The Securities and Exchange Commission made the right decision in exempting defined contribution plans — but not defined benefit plans, foundations, endowments and other asset owners — from its new rule requiring the share values of institutional prime money market funds to fluctuate based on market price changes.
The rule moves institutional prime money market funds away from the stable $1-per-share net asset value. The SEC is correct to bringing closer to reality the valuation of the short-term investments.
The rule excludes defined contribution plans from the most fundamental change in money market funds since their creation in the 1970s. For the purposes of the rule, the SEC classified DC plans as part of the retail market.
As the SEC noted in adopting the rule, retail investors pose less risk of runs on money market funds compared with institutional investors, judging by the experience noted in such events as the financial market crisis of 2008.
Money market funds invested primarily in governments securities “pose significantly less risk of heavy investor redemptions than prime funds, have low default risk and are highly liquid even during market stress, and experienced net inflows during the financial crisis,” the SEC noted in the adoption of its new rule.
The exemption affirms the stability of the valuation of money market funds, and that stability will contribute to building investment confidence among defined contribution plan participants until they are ready to move assets to long-term allocations designed to grow in value.
But even with the exemption from floating valuation, defined contribution plan sponsors will have to commit to greater monitoring of money market funds. A decline in the value of a security in an institutional prime fund might affect the underlying risks of money market assets held by other funds, even if rules exempt investors like defined contribution plans from fluctuations in value.
That's because a real or perceived increase in risk could lead to a run of withdrawals from those funds, harming remaining investors. With enhanced monitoring, sponsors could find comfort about the safety of a particular fund in difficult times, or recognize the necessity of changing money market funds in their investment options to avoid taking on increased risk.
Money market funds comprise a small percentage of the overall average allocation of defined contribution and defined benefit plans. They represented 4.1% of the average 401(k) plan allocation in 2012, according to joint research of the Investment Company Institute and the Employee Benefit Research Institute. Corporate defined benefit plans among the 1,000 largest retirement plans in Pensions & Investments' annual survey allocated on average 2.1% to cash — which can include money market funds and other short-term investments — as of last Sept. 30.
But even though the average allocation is small, it is important to defined contribution plan participants. In times of change for them, whether from stress in the market or from adjustments in their own investment fund options, money market funds provide a temporary safe haven.
Participation rates and contribution rates are a constant concern for DC plan sponsors and policymakers. Anything that shakes the confidence of plan participants in their investment options might cause a drop in participation or contributions.
The SEC's move to exempt defined contribution plans from this new rule will help alleviate that concern.
The Department of Labor in 2007 excluded money market funds when it designated qualified default investment alternatives for defined contribution plans.
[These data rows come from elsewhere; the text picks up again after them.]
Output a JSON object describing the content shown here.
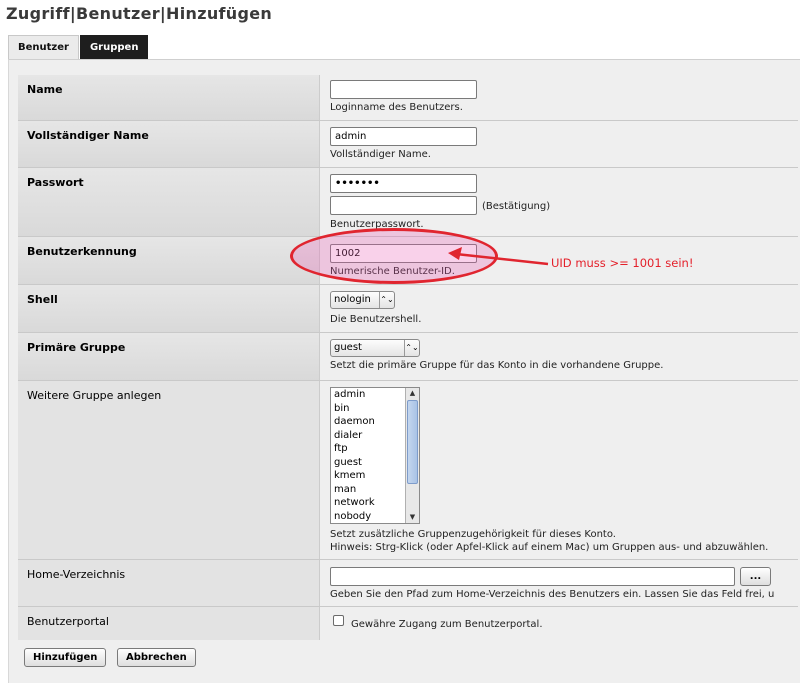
{
  "page": {
    "title": "Zugriff|Benutzer|Hinzufügen"
  },
  "tabs": [
    {
      "label": "Benutzer",
      "active": false
    },
    {
      "label": "Gruppen",
      "active": true
    }
  ],
  "form": {
    "name": {
      "label": "Name",
      "value": "",
      "hint": "Loginname des Benutzers."
    },
    "fullname": {
      "label": "Vollständiger Name",
      "value": "admin",
      "hint": "Vollständiger Name."
    },
    "password": {
      "label": "Passwort",
      "value": "•••••••",
      "confirm_value": "",
      "confirm_label": "(Bestätigung)",
      "hint": "Benutzerpasswort."
    },
    "uid": {
      "label": "Benutzerkennung",
      "value": "1002",
      "hint": "Numerische Benutzer-ID."
    },
    "shell": {
      "label": "Shell",
      "value": "nologin",
      "hint": "Die Benutzershell."
    },
    "primary_group": {
      "label": "Primäre Gruppe",
      "value": "guest",
      "hint": "Setzt die primäre Gruppe für das Konto in die vorhandene Gruppe."
    },
    "more_groups": {
      "label": "Weitere Gruppe anlegen",
      "options": [
        "admin",
        "bin",
        "daemon",
        "dialer",
        "ftp",
        "guest",
        "kmem",
        "man",
        "network",
        "nobody"
      ],
      "hint1": "Setzt zusätzliche Gruppenzugehörigkeit für dieses Konto.",
      "hint2": "Hinweis: Strg-Klick (oder Apfel-Klick auf einem Mac) um Gruppen aus- und abzuwählen."
    },
    "home": {
      "label": "Home-Verzeichnis",
      "value": "",
      "browse_label": "...",
      "hint": "Geben Sie den Pfad zum Home-Verzeichnis des Benutzers ein. Lassen Sie das Feld frei, u"
    },
    "portal": {
      "label": "Benutzerportal",
      "checkbox_label": "Gewähre Zugang zum Benutzerportal.",
      "checked": false
    }
  },
  "buttons": {
    "add": "Hinzufügen",
    "cancel": "Abbrechen"
  },
  "annotation": {
    "text": "UID muss >= 1001 sein!",
    "color": "#e0252f"
  }
}
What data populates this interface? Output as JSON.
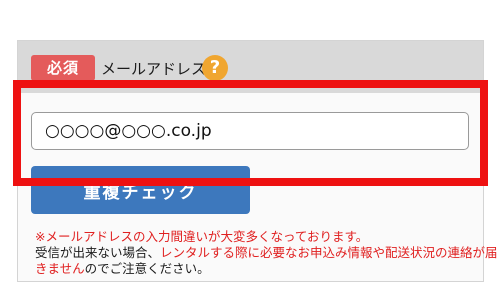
{
  "field": {
    "required_label": "必須",
    "label": "メールアドレス",
    "help_icon": "question-circle-icon",
    "value": "○○○○@○○○.co.jp"
  },
  "check_button": {
    "label": "重複チェック"
  },
  "notice": {
    "line1_red": "※メールアドレスの入力間違いが大変多くなっております。",
    "line2_black_a": "受信が出来ない場合、",
    "line2_red": "レンタルする際に必要なお申込み情報や配送状況の連絡が届",
    "line3_red": "きません",
    "line3_black": "のでご注意ください。"
  },
  "colors": {
    "required_badge": "#e45b5b",
    "help_icon": "#f0a630",
    "button": "#3d78bd",
    "highlight": "#ee1111",
    "warning_text": "#e02020"
  }
}
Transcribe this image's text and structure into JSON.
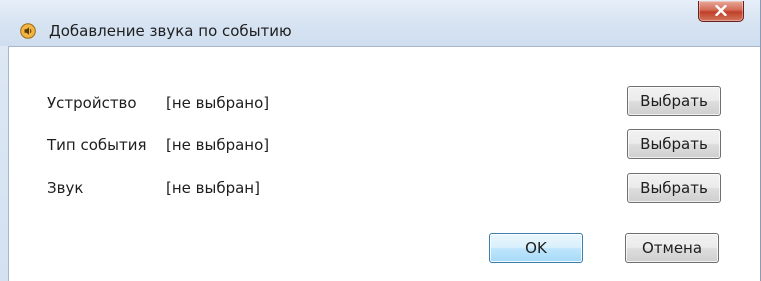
{
  "window": {
    "title": "Добавление звука по событию",
    "close_label": "x"
  },
  "rows": [
    {
      "label": "Устройство",
      "value": "[не выбрано]",
      "button": "Выбрать"
    },
    {
      "label": "Тип события",
      "value": "[не выбрано]",
      "button": "Выбрать"
    },
    {
      "label": "Звук",
      "value": "[не выбран]",
      "button": "Выбрать"
    }
  ],
  "footer": {
    "ok_label": "OK",
    "cancel_label": "Отмена"
  },
  "colors": {
    "titlebar": "#d6e3f2",
    "close_button": "#c0402a",
    "default_button_border": "#3c7fb1"
  },
  "icons": {
    "title": "speaker-icon",
    "close": "close-icon"
  }
}
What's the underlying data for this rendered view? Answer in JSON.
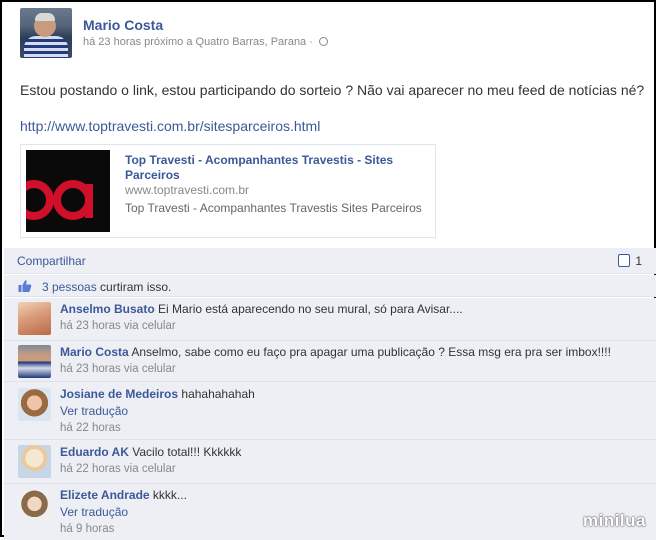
{
  "post": {
    "author": "Mario Costa",
    "meta": "há 23 horas próximo a Quatro Barras, Parana ·",
    "text": "Estou postando o link, estou participando do sorteio ? Não vai aparecer no meu feed de notícias né?",
    "link": "http://www.toptravesti.com.br/sitesparceiros.html",
    "share": {
      "title": "Top Travesti - Acompanhantes Travestis - Sites Parceiros",
      "domain": "www.toptravesti.com.br",
      "description": "Top Travesti - Acompanhantes Travestis Sites Parceiros",
      "thumb_text": "oa"
    }
  },
  "actions": {
    "share_label": "Compartilhar",
    "comment_count": "1"
  },
  "likes": {
    "count_link": "3 pessoas",
    "suffix": " curtiram isso."
  },
  "comments": [
    {
      "author": "Anselmo Busato",
      "text": "Ei Mario está aparecendo no seu mural, só para Avisar....",
      "translate": "",
      "meta": "há 23 horas via celular"
    },
    {
      "author": "Mario Costa",
      "text": "Anselmo, sabe como eu faço pra apagar uma publicação ? Essa msg era pra ser imbox!!!!",
      "translate": "",
      "meta": "há 23 horas via celular"
    },
    {
      "author": "Josiane de Medeiros",
      "text": "hahahahahah",
      "translate": "Ver tradução",
      "meta": "há 22 horas"
    },
    {
      "author": "Eduardo AK",
      "text": "Vacilo total!!! Kkkkkk",
      "translate": "",
      "meta": "há 22 horas via celular"
    },
    {
      "author": "Elizete Andrade",
      "text": "kkkk...",
      "translate": "Ver tradução",
      "meta": "há 9 horas"
    }
  ],
  "watermark": "minilua",
  "colors": {
    "link_blue": "#3b5998",
    "panel_bg": "#edeff4"
  }
}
That move recognized that money market funds are not an effective option for participants who should be long-term investors.
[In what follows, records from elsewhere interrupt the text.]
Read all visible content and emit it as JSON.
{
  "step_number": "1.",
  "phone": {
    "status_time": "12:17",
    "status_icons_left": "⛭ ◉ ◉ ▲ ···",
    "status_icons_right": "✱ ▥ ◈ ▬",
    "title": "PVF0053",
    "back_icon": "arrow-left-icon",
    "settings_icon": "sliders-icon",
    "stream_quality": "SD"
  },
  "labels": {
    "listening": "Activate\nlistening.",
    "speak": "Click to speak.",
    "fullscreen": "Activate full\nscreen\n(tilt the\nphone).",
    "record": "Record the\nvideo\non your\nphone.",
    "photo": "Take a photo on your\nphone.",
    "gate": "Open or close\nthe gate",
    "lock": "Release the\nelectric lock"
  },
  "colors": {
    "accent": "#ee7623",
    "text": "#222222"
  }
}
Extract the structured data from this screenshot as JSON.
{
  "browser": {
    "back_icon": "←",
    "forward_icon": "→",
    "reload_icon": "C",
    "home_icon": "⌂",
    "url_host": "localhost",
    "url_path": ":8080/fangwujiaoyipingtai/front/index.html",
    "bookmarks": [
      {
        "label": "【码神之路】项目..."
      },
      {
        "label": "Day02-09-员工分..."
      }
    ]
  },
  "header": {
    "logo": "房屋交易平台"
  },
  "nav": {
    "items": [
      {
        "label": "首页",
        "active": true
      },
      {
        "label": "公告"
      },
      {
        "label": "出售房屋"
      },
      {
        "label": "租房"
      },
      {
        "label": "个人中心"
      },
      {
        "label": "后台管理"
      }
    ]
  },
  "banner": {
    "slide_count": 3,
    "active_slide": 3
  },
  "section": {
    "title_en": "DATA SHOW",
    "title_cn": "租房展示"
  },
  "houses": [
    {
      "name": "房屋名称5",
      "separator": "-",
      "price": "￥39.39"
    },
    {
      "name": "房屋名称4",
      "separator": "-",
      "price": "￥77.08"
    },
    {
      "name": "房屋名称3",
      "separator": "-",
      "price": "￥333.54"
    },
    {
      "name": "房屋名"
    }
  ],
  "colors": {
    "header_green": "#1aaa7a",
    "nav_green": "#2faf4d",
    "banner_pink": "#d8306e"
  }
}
The average low level of allocation to money market funds shows many DC plan participants understand the need to allocate their assets with a long-term horizon to generate return and build retirement income.
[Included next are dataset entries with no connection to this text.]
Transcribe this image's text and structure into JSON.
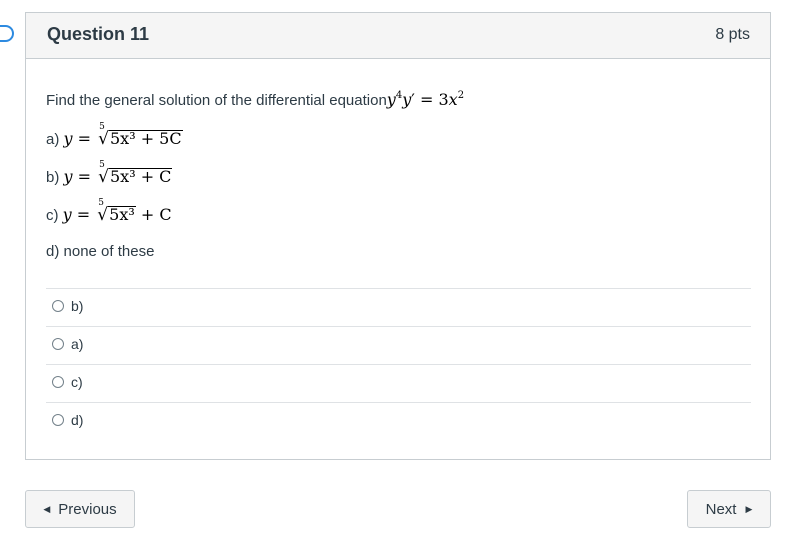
{
  "question": {
    "title": "Question 11",
    "points": "8 pts",
    "prompt": "Find the general solution of the differential equation",
    "equation": {
      "y_exp": "4",
      "rhs_coef": "3",
      "rhs_exp": "2"
    },
    "options": [
      {
        "label": "a)",
        "root_index": "5",
        "radicand": "5x³ + 5C",
        "outside": ""
      },
      {
        "label": "b)",
        "root_index": "5",
        "radicand": "5x³ + C",
        "outside": ""
      },
      {
        "label": "c)",
        "root_index": "5",
        "radicand": "5x³",
        "outside": "+ C"
      },
      {
        "label": "d)",
        "text": "none of these"
      }
    ],
    "answers": [
      {
        "label": "b)"
      },
      {
        "label": "a)"
      },
      {
        "label": "c)"
      },
      {
        "label": "d)"
      }
    ]
  },
  "navigation": {
    "previous_label": "Previous",
    "next_label": "Next"
  },
  "colors": {
    "border": "#c7cdd1",
    "header_bg": "#f5f5f5",
    "text": "#2d3b45",
    "flag": "#2d8ae0"
  }
}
The newly adopted rules should encourage institutional fund executives, such as those overseeing local government investment pools that use money market funds, to seek a greater understanding of the risks of the underlying securities.
Such risks include floating valuations, and redemption fees and suspension of withdrawals, or so-called gates, that add to liquidity risks.
Depending on their risk tolerance, the analysis of the risks might encourage fund executives to diversify across short-term investment funds, or if the funds are highly correlated, into alternative short-term vehicles.
The new risk of floating valuations and more scrutiny by fund executives should encourage money market fund managers to develop funds that adhere as much as possible to the stable net asset value by keeping the risk level of their underlying investments low. Otherwise the funds risk a withdrawal of assets by institutional investors. The risk of outflows triggered by a decline in valuation should encourage money market fund managers to have greater liquidity to provide for withdrawals, which would temper risk taking.
The exemption for DC plans is unlikely to put additional stress on money market funds or increase the possibility of withdrawals, just as keeping the stable valuation of money market funds invested primarily in government securities is unlikely to add stress.
The new rules will require money market funds to show when their managers provide levels of support. By providing more transparency and a better understanding of risks, money market fund managers might encourage more investment confidence and help themselves by mitigating flights out of their funds in times of economic or market stress.
To keep asset owners from complacency about the risks of money market funds, the federal government has to do its part by adopting and calling attention to a policy that will not provide backstops to the funds in future crises, such as the guarantees it provided during the financial crisis.
Monetary policy of low interest rates poses risks to money market funds and their investors. Low interest rates challenge the ability of money market funds to keep their yields above zero. Money managers waived a record $5.8 billion in expenses last year to keep yields positive. With low yields, money market mutual fund companies cannot sustain their fee structure, which could jeopardize the viability of money market funds and the short-term credit market.
Money market funds in general are important for the cash management operations of corporations as well as federal and local governmental entities. The risk in short-term lending could harm liquidity in the system. The impact of any problem could cascade to adversely affect corporate and governmental operations, which could hurt the valuation of equity and fixed-income securities, affecting institutional investors' entire funds, as the financial crisis showed.
The SEC cannot address the issue of monetary policy, but it focused on issues that should encourage better risk management by money market funds and executives overseeing institutional asset pools. n